▽

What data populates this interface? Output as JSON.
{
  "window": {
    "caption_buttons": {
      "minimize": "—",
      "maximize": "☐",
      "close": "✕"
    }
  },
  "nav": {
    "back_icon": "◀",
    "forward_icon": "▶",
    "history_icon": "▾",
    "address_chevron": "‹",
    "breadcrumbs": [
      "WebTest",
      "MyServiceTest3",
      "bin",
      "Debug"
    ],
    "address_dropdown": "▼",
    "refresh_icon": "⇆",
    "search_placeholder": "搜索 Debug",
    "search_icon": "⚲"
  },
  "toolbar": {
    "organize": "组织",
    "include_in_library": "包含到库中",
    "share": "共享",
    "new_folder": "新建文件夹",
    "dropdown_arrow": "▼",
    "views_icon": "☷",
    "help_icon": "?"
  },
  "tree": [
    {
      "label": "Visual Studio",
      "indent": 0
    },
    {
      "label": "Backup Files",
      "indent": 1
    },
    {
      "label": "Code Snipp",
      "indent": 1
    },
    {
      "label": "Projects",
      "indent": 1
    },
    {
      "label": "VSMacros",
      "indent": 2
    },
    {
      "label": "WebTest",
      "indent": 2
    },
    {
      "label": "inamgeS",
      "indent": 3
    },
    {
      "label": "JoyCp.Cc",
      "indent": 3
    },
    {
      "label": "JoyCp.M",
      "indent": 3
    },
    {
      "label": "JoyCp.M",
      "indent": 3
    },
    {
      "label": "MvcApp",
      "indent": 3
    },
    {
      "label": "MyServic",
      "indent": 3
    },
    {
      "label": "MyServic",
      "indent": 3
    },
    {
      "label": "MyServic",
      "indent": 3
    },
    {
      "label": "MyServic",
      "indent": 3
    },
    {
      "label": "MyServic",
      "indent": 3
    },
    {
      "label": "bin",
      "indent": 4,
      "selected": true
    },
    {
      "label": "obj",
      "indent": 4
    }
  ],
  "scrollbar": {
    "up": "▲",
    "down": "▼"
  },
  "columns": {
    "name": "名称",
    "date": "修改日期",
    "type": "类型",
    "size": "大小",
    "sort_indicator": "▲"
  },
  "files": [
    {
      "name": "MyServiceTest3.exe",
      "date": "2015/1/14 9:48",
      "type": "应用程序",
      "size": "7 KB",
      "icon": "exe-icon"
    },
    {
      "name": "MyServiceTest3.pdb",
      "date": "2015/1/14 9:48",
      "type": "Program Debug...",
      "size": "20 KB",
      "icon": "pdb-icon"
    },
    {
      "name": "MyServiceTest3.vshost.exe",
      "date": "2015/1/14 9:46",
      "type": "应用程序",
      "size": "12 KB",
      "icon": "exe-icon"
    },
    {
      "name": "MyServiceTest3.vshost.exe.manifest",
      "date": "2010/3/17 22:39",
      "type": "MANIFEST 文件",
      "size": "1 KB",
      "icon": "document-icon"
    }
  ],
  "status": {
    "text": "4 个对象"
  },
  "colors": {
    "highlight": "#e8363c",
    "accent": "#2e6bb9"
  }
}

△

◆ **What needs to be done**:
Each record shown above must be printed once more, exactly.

◆ **Response for this exercise**:
What data populates this interface? Output as JSON.
{
  "window": {
    "caption_buttons": {
      "minimize": "—",
      "maximize": "☐",
      "close": "✕"
    }
  },
  "nav": {
    "back_icon": "◀",
    "forward_icon": "▶",
    "history_icon": "▾",
    "address_chevron": "‹",
    "breadcrumbs": [
      "WebTest",
      "MyServiceTest3",
      "bin",
      "Debug"
    ],
    "address_dropdown": "▼",
    "refresh_icon": "⇆",
    "search_placeholder": "搜索 Debug",
    "search_icon": "⚲"
  },
  "toolbar": {
    "organize": "组织",
    "include_in_library": "包含到库中",
    "share": "共享",
    "new_folder": "新建文件夹",
    "dropdown_arrow": "▼",
    "views_icon": "☷",
    "help_icon": "?"
  },
  "tree": [
    {
      "label": "Visual Studio",
      "indent": 0
    },
    {
      "label": "Backup Files",
      "indent": 1
    },
    {
      "label": "Code Snipp",
      "indent": 1
    },
    {
      "label": "Projects",
      "indent": 1
    },
    {
      "label": "VSMacros",
      "indent": 2
    },
    {
      "label": "WebTest",
      "indent": 2
    },
    {
      "label": "inamgeS",
      "indent": 3
    },
    {
      "label": "JoyCp.Cc",
      "indent": 3
    },
    {
      "label": "JoyCp.M",
      "indent": 3
    },
    {
      "label": "JoyCp.M",
      "indent": 3
    },
    {
      "label": "MvcApp",
      "indent": 3
    },
    {
      "label": "MyServic",
      "indent": 3
    },
    {
      "label": "MyServic",
      "indent": 3
    },
    {
      "label": "MyServic",
      "indent": 3
    },
    {
      "label": "MyServic",
      "indent": 3
    },
    {
      "label": "MyServic",
      "indent": 3
    },
    {
      "label": "bin",
      "indent": 4,
      "selected": true
    },
    {
      "label": "obj",
      "indent": 4
    }
  ],
  "scrollbar": {
    "up": "▲",
    "down": "▼"
  },
  "columns": {
    "name": "名称",
    "date": "修改日期",
    "type": "类型",
    "size": "大小",
    "sort_indicator": "▲"
  },
  "files": [
    {
      "name": "MyServiceTest3.exe",
      "date": "2015/1/14 9:48",
      "type": "应用程序",
      "size": "7 KB",
      "icon": "exe-icon"
    },
    {
      "name": "MyServiceTest3.pdb",
      "date": "2015/1/14 9:48",
      "type": "Program Debug...",
      "size": "20 KB",
      "icon": "pdb-icon"
    },
    {
      "name": "MyServiceTest3.vshost.exe",
      "date": "2015/1/14 9:46",
      "type": "应用程序",
      "size": "12 KB",
      "icon": "exe-icon"
    },
    {
      "name": "MyServiceTest3.vshost.exe.manifest",
      "date": "2010/3/17 22:39",
      "type": "MANIFEST 文件",
      "size": "1 KB",
      "icon": "document-icon"
    }
  ],
  "status": {
    "text": "4 个对象"
  },
  "colors": {
    "highlight": "#e8363c",
    "accent": "#2e6bb9"
  }
}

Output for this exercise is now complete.